• **What to do**
Please return all lines from the records below that include the string "Show".
Listed entries Start Marker
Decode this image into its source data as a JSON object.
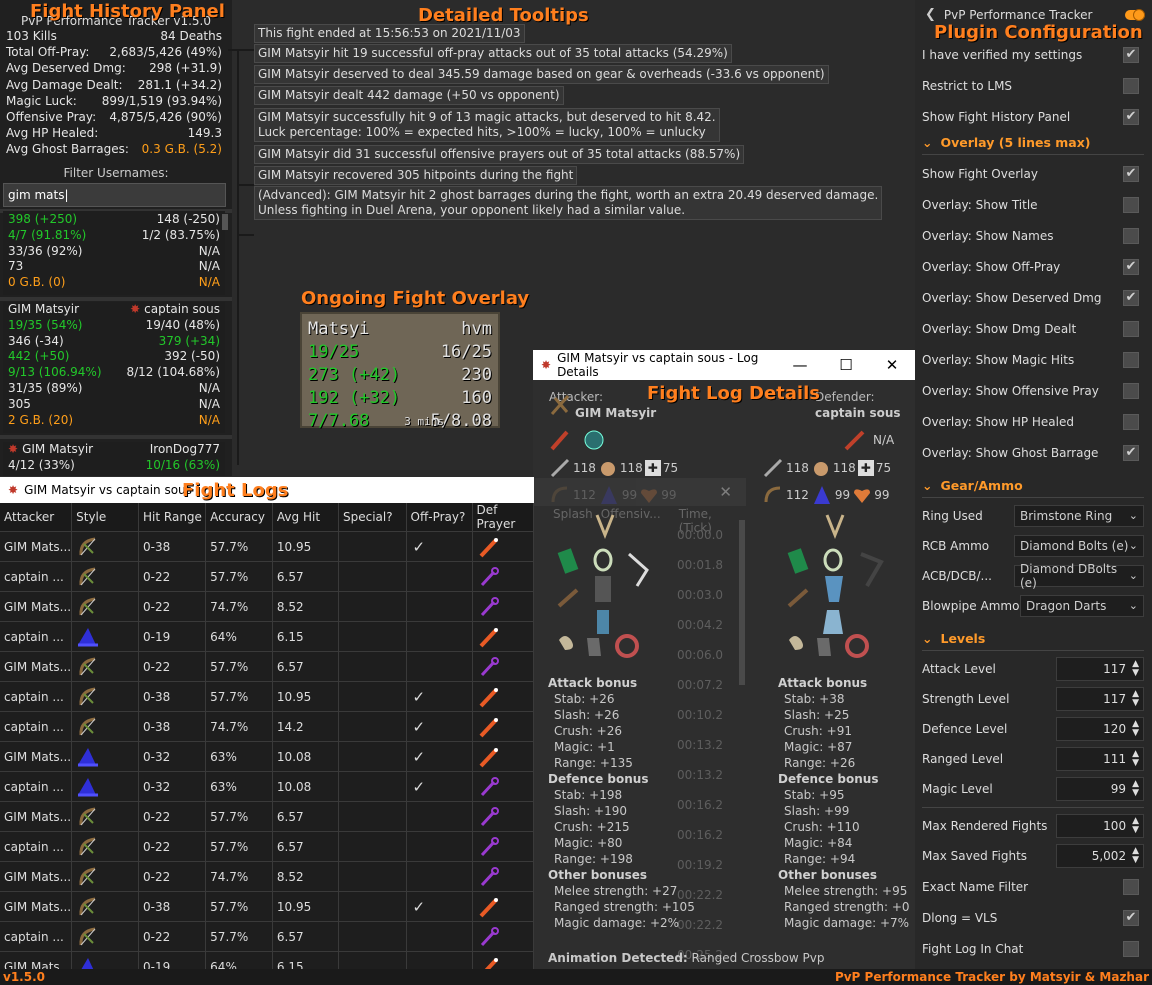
{
  "annotations": {
    "fight_history": "Fight History Panel",
    "tooltips": "Detailed Tooltips",
    "plugin_config": "Plugin Configuration",
    "overlay": "Ongoing Fight Overlay",
    "logs": "Fight Logs",
    "log_details": "Fight Log Details"
  },
  "panel": {
    "title": "PvP Performance Tracker v1.5.0",
    "stats": [
      {
        "label": "103 Kills",
        "value": "84 Deaths"
      },
      {
        "label": "Total Off-Pray:",
        "value": "2,683/5,426 (49%)"
      },
      {
        "label": "Avg Deserved Dmg:",
        "value": "298 (+31.9)"
      },
      {
        "label": "Avg Damage Dealt:",
        "value": "281.1 (+34.2)"
      },
      {
        "label": "Magic Luck:",
        "value": "899/1,519 (93.94%)"
      },
      {
        "label": "Offensive Pray:",
        "value": "4,875/5,426 (90%)"
      },
      {
        "label": "Avg HP Healed:",
        "value": "149.3"
      },
      {
        "label": "Avg Ghost Barrages:",
        "value": "0.3 G.B. (5.2)"
      }
    ],
    "filter_label": "Filter Usernames:",
    "filter_value": "gim mats",
    "fight1": [
      {
        "l": "398 (+250)",
        "r": "148 (-250)",
        "lc": "green",
        "rc": "wh"
      },
      {
        "l": "4/7 (91.81%)",
        "r": "1/2 (83.75%)",
        "lc": "green",
        "rc": "wh"
      },
      {
        "l": "33/36 (92%)",
        "r": "N/A",
        "lc": "wh",
        "rc": "wh"
      },
      {
        "l": "73",
        "r": "N/A",
        "lc": "wh",
        "rc": "wh"
      },
      {
        "l": "0 G.B. (0)",
        "r": "N/A",
        "lc": "gold",
        "rc": "gold"
      }
    ],
    "fight2": {
      "left_name": "GIM Matsyir",
      "right_name": "captain sous",
      "rows": [
        {
          "l": "19/35 (54%)",
          "r": "19/40 (48%)",
          "lc": "green",
          "rc": "wh"
        },
        {
          "l": "346 (-34)",
          "r": "379 (+34)",
          "lc": "wh",
          "rc": "green"
        },
        {
          "l": "442 (+50)",
          "r": "392 (-50)",
          "lc": "green",
          "rc": "wh"
        },
        {
          "l": "9/13 (106.94%)",
          "r": "8/12 (104.68%)",
          "lc": "green",
          "rc": "wh"
        },
        {
          "l": "31/35 (89%)",
          "r": "N/A",
          "lc": "wh",
          "rc": "wh"
        },
        {
          "l": "305",
          "r": "N/A",
          "lc": "wh",
          "rc": "wh"
        },
        {
          "l": "2 G.B. (20)",
          "r": "N/A",
          "lc": "gold",
          "rc": "gold"
        }
      ]
    },
    "fight3": {
      "left_name": "GIM Matsyir",
      "right_name": "IronDog777",
      "rows": [
        {
          "l": "4/12 (33%)",
          "r": "10/16 (63%)",
          "lc": "wh",
          "rc": "green"
        }
      ]
    }
  },
  "tooltips": [
    "This fight ended at 15:56:53 on 2021/11/03",
    "GIM Matsyir hit 19 successful off-pray attacks out of 35 total attacks (54.29%)",
    "GIM Matsyir deserved to deal 345.59 damage based on gear & overheads (-33.6 vs opponent)",
    "GIM Matsyir dealt 442 damage (+50 vs opponent)",
    "GIM Matsyir successfully hit 9 of 13 magic attacks, but deserved to hit 8.42.\nLuck percentage: 100% = expected hits, >100% = lucky, 100% = unlucky",
    "GIM Matsyir did 31 successful offensive prayers out of 35 total attacks (88.57%)",
    "GIM Matsyir recovered 305 hitpoints during the fight",
    "(Advanced): GIM Matsyir hit 2 ghost barrages during the fight, worth an extra 20.49 deserved damage.\nUnless fighting in Duel Arena, your opponent likely had a similar value."
  ],
  "overlay": {
    "rows": [
      {
        "l": "Matsyi",
        "r": "hvm",
        "lc": "wh"
      },
      {
        "l": "19/25",
        "r": "16/25",
        "lc": "green"
      },
      {
        "l": "273 (+42)",
        "r": "230",
        "lc": "green"
      },
      {
        "l": "192 (+32)",
        "r": "160",
        "lc": "green"
      },
      {
        "l": "7/7.68",
        "r": "5/8.08",
        "lc": "green"
      }
    ],
    "timer": "3 mins"
  },
  "logs": {
    "title": "GIM Matsyir vs captain sous",
    "columns": [
      "Attacker",
      "Style",
      "Hit Range",
      "Accuracy",
      "Avg Hit",
      "Special?",
      "Off-Pray?",
      "Def Prayer"
    ],
    "rows": [
      {
        "a": "GIM Mats...",
        "s": "bow",
        "h": "0-38",
        "ac": "57.7%",
        "av": "10.95",
        "op": "✓",
        "p": "red"
      },
      {
        "a": "captain ...",
        "s": "bow",
        "h": "0-22",
        "ac": "57.7%",
        "av": "6.57",
        "op": "",
        "p": "purple"
      },
      {
        "a": "GIM Mats...",
        "s": "bow",
        "h": "0-22",
        "ac": "74.7%",
        "av": "8.52",
        "op": "",
        "p": "purple"
      },
      {
        "a": "captain ...",
        "s": "hat",
        "h": "0-19",
        "ac": "64%",
        "av": "6.15",
        "op": "",
        "p": "red"
      },
      {
        "a": "GIM Mats...",
        "s": "bow",
        "h": "0-22",
        "ac": "57.7%",
        "av": "6.57",
        "op": "",
        "p": "purple"
      },
      {
        "a": "captain ...",
        "s": "bow",
        "h": "0-38",
        "ac": "57.7%",
        "av": "10.95",
        "op": "✓",
        "p": "red"
      },
      {
        "a": "captain ...",
        "s": "bow",
        "h": "0-38",
        "ac": "74.7%",
        "av": "14.2",
        "op": "✓",
        "p": "red"
      },
      {
        "a": "GIM Mats...",
        "s": "hat",
        "h": "0-32",
        "ac": "63%",
        "av": "10.08",
        "op": "✓",
        "p": "red"
      },
      {
        "a": "captain ...",
        "s": "hat",
        "h": "0-32",
        "ac": "63%",
        "av": "10.08",
        "op": "✓",
        "p": "purple"
      },
      {
        "a": "GIM Mats...",
        "s": "bow",
        "h": "0-22",
        "ac": "57.7%",
        "av": "6.57",
        "op": "",
        "p": "purple"
      },
      {
        "a": "captain ...",
        "s": "bow",
        "h": "0-22",
        "ac": "57.7%",
        "av": "6.57",
        "op": "",
        "p": "purple"
      },
      {
        "a": "GIM Mats...",
        "s": "bow",
        "h": "0-22",
        "ac": "74.7%",
        "av": "8.52",
        "op": "",
        "p": "purple"
      },
      {
        "a": "GIM Mats...",
        "s": "bow",
        "h": "0-38",
        "ac": "57.7%",
        "av": "10.95",
        "op": "✓",
        "p": "red"
      },
      {
        "a": "captain ...",
        "s": "bow",
        "h": "0-22",
        "ac": "57.7%",
        "av": "6.57",
        "op": "",
        "p": "purple"
      },
      {
        "a": "GIM Mats...",
        "s": "hat",
        "h": "0-19",
        "ac": "64%",
        "av": "6.15",
        "op": "",
        "p": "red"
      }
    ]
  },
  "details": {
    "title": "GIM Matsyir vs captain sous - Log Details",
    "attacker_label": "Attacker:",
    "attacker_name": "GIM Matsyir",
    "defender_label": "Defender:",
    "defender_name": "captain sous",
    "na": "N/A",
    "att_levels": [
      "118",
      "118",
      "75",
      "112",
      "99",
      "99"
    ],
    "def_levels": [
      "118",
      "118",
      "75",
      "112",
      "99",
      "99"
    ],
    "behind_cols": [
      "Splash",
      "Offensiv...",
      "Time, (Tick)"
    ],
    "behind_times": [
      "00:00.0",
      "00:01.8",
      "00:03.0",
      "00:04.2",
      "00:06.0",
      "00:07.2",
      "00:10.2",
      "00:13.2",
      "00:13.2",
      "00:16.2",
      "00:16.2",
      "00:19.2",
      "00:22.2",
      "00:22.2",
      "00:25.2"
    ],
    "att_bonus": {
      "attack_h": "Attack bonus",
      "attack": [
        "Stab: +26",
        "Slash: +26",
        "Crush: +26",
        "Magic: +1",
        "Range: +135"
      ],
      "defence_h": "Defence bonus",
      "defence": [
        "Stab: +198",
        "Slash: +190",
        "Crush: +215",
        "Magic: +80",
        "Range: +198"
      ],
      "other_h": "Other bonuses",
      "other": [
        "Melee strength: +27",
        "Ranged strength: +105",
        "Magic damage: +2%"
      ]
    },
    "def_bonus": {
      "attack_h": "Attack bonus",
      "attack": [
        "Stab: +38",
        "Slash: +25",
        "Crush: +91",
        "Magic: +87",
        "Range: +26"
      ],
      "defence_h": "Defence bonus",
      "defence": [
        "Stab: +95",
        "Slash: +99",
        "Crush: +110",
        "Magic: +84",
        "Range: +94"
      ],
      "other_h": "Other bonuses",
      "other": [
        "Melee strength: +95",
        "Ranged strength: +0",
        "Magic damage: +7%"
      ]
    },
    "animation_label": "Animation Detected:",
    "animation_value": "Ranged Crossbow Pvp"
  },
  "config": {
    "title": "PvP Performance Tracker",
    "top": [
      {
        "label": "I have verified my settings",
        "checked": true
      },
      {
        "label": "Restrict to LMS",
        "checked": false
      },
      {
        "label": "Show Fight History Panel",
        "checked": true
      }
    ],
    "overlay_section": "Overlay (5 lines max)",
    "overlay": [
      {
        "label": "Show Fight Overlay",
        "checked": true
      },
      {
        "label": "Overlay: Show Title",
        "checked": false
      },
      {
        "label": "Overlay: Show Names",
        "checked": false
      },
      {
        "label": "Overlay: Show Off-Pray",
        "checked": true
      },
      {
        "label": "Overlay: Show Deserved Dmg",
        "checked": true
      },
      {
        "label": "Overlay: Show Dmg Dealt",
        "checked": false
      },
      {
        "label": "Overlay: Show Magic Hits",
        "checked": false
      },
      {
        "label": "Overlay: Show Offensive Pray",
        "checked": false
      },
      {
        "label": "Overlay: Show HP Healed",
        "checked": false
      },
      {
        "label": "Overlay: Show Ghost Barrage",
        "checked": true
      }
    ],
    "gear_section": "Gear/Ammo",
    "gear": [
      {
        "label": "Ring Used",
        "value": "Brimstone Ring"
      },
      {
        "label": "RCB Ammo",
        "value": "Diamond Bolts (e)"
      },
      {
        "label": "ACB/DCB/...",
        "value": "Diamond DBolts (e)"
      },
      {
        "label": "Blowpipe Ammo",
        "value": "Dragon Darts"
      }
    ],
    "levels_section": "Levels",
    "levels": [
      {
        "label": "Attack Level",
        "value": "117"
      },
      {
        "label": "Strength Level",
        "value": "117"
      },
      {
        "label": "Defence Level",
        "value": "120"
      },
      {
        "label": "Ranged Level",
        "value": "111"
      },
      {
        "label": "Magic Level",
        "value": "99"
      }
    ],
    "misc_spins": [
      {
        "label": "Max Rendered Fights",
        "value": "100"
      },
      {
        "label": "Max Saved Fights",
        "value": "5,002"
      }
    ],
    "misc_checks": [
      {
        "label": "Exact Name Filter",
        "checked": false
      },
      {
        "label": "Dlong = VLS",
        "checked": true
      },
      {
        "label": "Fight Log In Chat",
        "checked": false
      }
    ]
  },
  "footer": {
    "left": "v1.5.0",
    "right": "PvP Performance Tracker by Matsyir & Mazhar"
  }
}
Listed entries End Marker
• **Answer to the exercise**
        "label": "Show Fight History Panel",
        "label": "Show Fight Overlay",
        "label": "Overlay: Show Title",
        "label": "Overlay: Show Names",
        "label": "Overlay: Show Off-Pray",
        "label": "Overlay: Show Deserved Dmg",
        "label": "Overlay: Show Dmg Dealt",
        "label": "Overlay: Show Magic Hits",
        "label": "Overlay: Show Offensive Pray",
        "label": "Overlay: Show HP Healed",
        "label": "Overlay: Show Ghost Barrage",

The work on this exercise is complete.